For Sheridan Hurd, a winning contestant out of Portland, Oregon, it was an experience he’ll never forget. “People that you looked at as kids, watched on TV, kind of dreamt about…to actually have this opportunity…it was a pretty incredible experience.
Jesus Ostos, aka ‘Chewey,’ is the brand manager for the North American region for El Jimador. ‘Cinco De Jimi Cup’ was his brainchild and after seeing the results was all smiles as well. “I’m very happy to see this come into reality…We wanted to offer this event as a once in a lifetime experience for the consumer…seeing all of this is very happy to me.”
Two of the contestant winners taking a breather during the 'Cinco De Jimi Cup.'
But while the goal may have been about the consumer, it was obvious that the local families that dedicate their lives to ‘El Jimador’ were on the minds of everyone.
“I’m gonna take an extra thought the next time I take a sip of tequila. It’s [been] a really great experience,” said Jake Szopinski, a winning contestant from Buffalo, NY. – and whom you may remember was the same kid from day one with the hysterical Twitter picture for Lemmy from Motorhead.
By the time we were all loaded up on the bus and started driving back towards the hotel, the feeling of great accomplishment yet humbleness was settling over. Not to be melodramatic, but it’s true. It had been a great two days in which all of us had seen and learned so much. However, what I was taking home with me wasn’t what I had gone in expecting.
I flew into Mexico anticipating to simply interview some soccer legends and watch a fun, ‘friendly’ soccer match between two teams. What I left with wasn’t only a great appreciation for the culture and the people of central Mexico, but I was also reminded of the work that goes into some of the ‘small joys’ we may take for granted every day at home in the states.
For one beautiful summer afternoon, I got to witness fans and soccer stars coming together; but even more importantly, two cultures as well.
Sure, what a ‘long, strange trip’ it had been. I met a donkey, got creeped out by a kid from Buffalo and his Twitter picture, met a few guys that played World Cup soccer for the U.S., and even got to learn a little Spanish along the way; but I was taking home so much more — besides those mini shampoo bottles they have at the hotel. Just kidding — kind of.
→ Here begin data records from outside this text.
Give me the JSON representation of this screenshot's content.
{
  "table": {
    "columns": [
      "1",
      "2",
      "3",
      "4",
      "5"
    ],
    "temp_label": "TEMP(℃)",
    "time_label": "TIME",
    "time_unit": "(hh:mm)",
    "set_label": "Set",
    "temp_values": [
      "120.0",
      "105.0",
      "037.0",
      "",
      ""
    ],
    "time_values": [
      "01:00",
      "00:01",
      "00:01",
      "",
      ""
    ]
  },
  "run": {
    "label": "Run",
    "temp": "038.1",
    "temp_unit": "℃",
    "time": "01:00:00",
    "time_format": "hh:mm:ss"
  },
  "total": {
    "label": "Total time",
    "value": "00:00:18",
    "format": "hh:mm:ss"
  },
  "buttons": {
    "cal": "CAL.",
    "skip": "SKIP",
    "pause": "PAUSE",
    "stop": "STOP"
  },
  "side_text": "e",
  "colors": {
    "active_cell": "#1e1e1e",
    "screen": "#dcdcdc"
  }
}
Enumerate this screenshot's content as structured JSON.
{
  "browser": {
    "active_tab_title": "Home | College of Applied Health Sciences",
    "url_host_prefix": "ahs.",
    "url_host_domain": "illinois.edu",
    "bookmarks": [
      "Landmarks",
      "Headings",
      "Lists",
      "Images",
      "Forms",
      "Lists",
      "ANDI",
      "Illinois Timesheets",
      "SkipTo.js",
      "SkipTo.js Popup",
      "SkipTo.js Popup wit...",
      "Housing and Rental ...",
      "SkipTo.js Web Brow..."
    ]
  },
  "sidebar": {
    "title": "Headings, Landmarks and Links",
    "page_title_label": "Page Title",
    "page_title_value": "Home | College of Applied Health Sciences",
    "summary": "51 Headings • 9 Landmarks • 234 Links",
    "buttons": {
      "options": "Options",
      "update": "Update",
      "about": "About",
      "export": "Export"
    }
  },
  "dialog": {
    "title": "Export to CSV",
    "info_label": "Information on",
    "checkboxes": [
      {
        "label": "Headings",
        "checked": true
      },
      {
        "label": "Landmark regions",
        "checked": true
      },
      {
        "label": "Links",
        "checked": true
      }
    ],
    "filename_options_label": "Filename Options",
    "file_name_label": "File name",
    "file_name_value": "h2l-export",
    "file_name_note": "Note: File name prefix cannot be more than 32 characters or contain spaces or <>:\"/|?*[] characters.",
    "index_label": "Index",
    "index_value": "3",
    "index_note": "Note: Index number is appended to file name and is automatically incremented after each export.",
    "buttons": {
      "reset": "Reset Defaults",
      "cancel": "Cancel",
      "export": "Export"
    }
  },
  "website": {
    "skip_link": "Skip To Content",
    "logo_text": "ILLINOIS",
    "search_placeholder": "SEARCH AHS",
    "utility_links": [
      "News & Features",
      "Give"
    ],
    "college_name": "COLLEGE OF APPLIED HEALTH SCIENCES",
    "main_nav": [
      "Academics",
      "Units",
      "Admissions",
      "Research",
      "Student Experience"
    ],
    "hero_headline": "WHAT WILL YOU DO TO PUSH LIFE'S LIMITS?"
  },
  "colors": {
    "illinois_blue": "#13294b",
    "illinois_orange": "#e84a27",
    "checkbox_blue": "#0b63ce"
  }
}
As for the Tequila – let’s just say I was ready for some fresh 'agua.' While on the bus ride back to Guadalajara, all I could think about was drinking some good ol' fashioned water. You know, the stuff with zero calories, tastes like, well, water… and doesn't leave a film around your teeth after drinking it. Well, I should have known that such a thought is impermissible in central Mexico – it wasn't seconds later a song came on that had me snap back into reality: ‘Tequila Sunrise’ by the Eagles.